» **ACTIVITY**: Show all lines from the records below in which the string "post" is present.

═══ INPUT DATA

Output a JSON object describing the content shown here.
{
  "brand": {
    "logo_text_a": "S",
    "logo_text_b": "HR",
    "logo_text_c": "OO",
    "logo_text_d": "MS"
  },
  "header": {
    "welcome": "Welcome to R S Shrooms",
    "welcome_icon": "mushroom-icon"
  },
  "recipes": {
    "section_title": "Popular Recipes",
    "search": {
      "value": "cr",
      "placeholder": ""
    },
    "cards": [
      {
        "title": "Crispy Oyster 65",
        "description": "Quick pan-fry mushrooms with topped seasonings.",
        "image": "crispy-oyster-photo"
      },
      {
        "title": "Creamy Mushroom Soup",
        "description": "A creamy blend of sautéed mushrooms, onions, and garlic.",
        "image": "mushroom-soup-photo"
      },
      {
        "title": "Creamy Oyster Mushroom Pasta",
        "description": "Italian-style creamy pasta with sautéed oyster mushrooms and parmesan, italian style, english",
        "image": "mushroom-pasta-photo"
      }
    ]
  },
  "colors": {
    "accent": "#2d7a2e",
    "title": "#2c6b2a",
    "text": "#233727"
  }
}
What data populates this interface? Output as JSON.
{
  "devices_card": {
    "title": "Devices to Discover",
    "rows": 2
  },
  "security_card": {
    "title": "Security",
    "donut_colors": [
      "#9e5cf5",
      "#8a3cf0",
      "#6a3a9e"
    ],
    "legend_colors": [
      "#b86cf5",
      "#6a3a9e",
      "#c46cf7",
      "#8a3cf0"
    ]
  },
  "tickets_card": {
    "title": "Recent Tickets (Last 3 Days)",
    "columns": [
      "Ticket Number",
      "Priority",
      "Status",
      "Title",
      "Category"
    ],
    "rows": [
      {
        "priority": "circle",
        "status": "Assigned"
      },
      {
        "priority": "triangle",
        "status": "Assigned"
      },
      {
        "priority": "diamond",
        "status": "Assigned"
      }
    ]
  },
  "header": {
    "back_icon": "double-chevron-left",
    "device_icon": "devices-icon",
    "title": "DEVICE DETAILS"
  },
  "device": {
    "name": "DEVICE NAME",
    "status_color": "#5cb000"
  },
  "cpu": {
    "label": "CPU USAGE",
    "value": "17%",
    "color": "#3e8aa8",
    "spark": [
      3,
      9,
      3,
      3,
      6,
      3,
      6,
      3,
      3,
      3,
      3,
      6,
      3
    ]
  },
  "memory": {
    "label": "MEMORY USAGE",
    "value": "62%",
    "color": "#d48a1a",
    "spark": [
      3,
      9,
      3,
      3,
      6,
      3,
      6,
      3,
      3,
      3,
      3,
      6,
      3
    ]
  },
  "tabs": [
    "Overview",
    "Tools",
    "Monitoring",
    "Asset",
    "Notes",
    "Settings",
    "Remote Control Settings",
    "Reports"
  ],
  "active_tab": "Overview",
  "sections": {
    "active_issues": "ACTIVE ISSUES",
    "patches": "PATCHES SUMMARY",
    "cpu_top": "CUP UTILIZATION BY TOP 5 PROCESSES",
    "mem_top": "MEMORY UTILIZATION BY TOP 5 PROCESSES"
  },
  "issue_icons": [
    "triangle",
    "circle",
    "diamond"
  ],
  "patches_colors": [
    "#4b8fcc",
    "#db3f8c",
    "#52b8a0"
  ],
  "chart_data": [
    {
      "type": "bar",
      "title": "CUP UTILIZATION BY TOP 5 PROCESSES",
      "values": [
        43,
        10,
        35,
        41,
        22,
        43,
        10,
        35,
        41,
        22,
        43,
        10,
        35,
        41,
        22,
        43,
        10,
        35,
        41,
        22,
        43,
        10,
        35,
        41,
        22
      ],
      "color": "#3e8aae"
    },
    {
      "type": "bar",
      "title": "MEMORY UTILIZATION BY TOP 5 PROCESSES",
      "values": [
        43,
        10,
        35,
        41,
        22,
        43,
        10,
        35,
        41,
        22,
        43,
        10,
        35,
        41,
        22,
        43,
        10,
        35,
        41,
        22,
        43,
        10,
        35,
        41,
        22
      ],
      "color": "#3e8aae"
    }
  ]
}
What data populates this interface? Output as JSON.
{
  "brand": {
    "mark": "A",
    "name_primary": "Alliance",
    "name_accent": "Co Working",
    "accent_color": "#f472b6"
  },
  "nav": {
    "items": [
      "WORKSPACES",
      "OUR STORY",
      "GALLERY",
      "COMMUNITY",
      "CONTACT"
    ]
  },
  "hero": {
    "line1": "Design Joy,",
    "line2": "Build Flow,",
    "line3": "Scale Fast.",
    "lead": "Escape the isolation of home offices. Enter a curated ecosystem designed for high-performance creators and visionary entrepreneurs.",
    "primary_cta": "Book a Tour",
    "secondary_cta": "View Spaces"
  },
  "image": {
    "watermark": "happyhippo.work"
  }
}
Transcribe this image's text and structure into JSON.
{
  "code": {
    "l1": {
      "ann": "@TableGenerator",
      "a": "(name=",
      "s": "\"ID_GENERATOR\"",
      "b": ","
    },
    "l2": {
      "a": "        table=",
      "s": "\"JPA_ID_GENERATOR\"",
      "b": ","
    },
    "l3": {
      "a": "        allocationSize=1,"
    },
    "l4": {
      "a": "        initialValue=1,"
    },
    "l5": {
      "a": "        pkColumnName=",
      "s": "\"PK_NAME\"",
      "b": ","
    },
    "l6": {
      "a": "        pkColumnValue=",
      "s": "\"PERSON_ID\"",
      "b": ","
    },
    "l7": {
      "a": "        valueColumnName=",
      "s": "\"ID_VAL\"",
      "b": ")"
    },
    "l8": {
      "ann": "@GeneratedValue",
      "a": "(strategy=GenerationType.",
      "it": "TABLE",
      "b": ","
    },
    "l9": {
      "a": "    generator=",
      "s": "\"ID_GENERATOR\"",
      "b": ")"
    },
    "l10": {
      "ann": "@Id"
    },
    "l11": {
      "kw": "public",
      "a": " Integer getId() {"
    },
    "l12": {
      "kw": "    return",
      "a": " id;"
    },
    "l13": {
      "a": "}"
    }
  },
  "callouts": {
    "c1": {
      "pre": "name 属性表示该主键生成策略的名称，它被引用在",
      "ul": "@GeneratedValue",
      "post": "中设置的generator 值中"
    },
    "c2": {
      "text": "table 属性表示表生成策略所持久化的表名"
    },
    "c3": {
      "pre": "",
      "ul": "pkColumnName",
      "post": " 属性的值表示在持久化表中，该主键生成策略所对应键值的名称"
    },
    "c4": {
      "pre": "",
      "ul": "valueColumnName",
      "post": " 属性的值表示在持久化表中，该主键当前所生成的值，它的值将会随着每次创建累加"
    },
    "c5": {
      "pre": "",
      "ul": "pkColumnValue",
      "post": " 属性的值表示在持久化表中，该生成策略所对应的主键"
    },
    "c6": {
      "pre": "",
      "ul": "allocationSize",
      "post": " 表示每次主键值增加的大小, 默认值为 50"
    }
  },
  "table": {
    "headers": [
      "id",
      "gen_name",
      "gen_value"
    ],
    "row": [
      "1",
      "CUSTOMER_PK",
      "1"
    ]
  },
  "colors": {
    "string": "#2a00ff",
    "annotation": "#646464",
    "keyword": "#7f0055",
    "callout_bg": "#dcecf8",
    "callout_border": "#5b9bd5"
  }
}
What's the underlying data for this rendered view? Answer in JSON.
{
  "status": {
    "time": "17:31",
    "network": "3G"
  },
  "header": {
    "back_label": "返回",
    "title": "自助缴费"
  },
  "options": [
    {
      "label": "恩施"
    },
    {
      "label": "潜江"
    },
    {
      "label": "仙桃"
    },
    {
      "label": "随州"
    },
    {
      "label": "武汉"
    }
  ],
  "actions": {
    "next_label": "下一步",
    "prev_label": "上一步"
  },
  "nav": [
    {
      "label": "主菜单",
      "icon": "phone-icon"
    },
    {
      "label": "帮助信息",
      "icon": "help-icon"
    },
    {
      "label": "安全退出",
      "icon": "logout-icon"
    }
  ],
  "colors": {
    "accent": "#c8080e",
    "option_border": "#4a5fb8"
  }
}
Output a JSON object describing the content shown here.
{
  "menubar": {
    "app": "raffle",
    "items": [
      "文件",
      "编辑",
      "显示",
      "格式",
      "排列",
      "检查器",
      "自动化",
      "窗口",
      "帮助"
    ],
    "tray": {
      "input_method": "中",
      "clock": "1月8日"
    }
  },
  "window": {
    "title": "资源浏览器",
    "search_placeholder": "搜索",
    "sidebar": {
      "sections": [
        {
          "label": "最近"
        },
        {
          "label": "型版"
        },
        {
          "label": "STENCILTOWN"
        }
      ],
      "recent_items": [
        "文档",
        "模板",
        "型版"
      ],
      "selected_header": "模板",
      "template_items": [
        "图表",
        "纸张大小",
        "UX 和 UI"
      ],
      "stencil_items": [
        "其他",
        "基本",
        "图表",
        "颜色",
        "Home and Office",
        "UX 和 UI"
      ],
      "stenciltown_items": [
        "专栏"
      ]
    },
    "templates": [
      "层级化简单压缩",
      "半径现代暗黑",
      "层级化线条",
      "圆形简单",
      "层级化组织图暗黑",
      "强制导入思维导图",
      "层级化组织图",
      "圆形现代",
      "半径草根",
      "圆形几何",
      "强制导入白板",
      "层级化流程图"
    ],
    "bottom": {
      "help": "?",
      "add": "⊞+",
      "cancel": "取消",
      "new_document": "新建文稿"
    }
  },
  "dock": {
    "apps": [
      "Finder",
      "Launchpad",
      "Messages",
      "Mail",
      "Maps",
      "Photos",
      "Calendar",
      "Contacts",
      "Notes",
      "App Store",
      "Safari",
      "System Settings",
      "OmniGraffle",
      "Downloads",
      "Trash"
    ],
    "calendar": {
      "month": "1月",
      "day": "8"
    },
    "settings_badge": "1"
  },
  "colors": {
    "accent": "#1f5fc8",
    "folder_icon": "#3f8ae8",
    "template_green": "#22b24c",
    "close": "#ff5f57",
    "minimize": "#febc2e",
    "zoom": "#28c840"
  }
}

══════

» **YOUR RESPONSE**:
      "post": "中设置的generator 值中"
      "post": " 属性的值表示在持久化表中，该主键生成策略所对应键值的名称"
      "post": " 属性的值表示在持久化表中，该主键当前所生成的值，它的值将会随着每次创建累加"
      "post": " 属性的值表示在持久化表中，该生成策略所对应的主键"
      "post": " 表示每次主键值增加的大小, 默认值为 50"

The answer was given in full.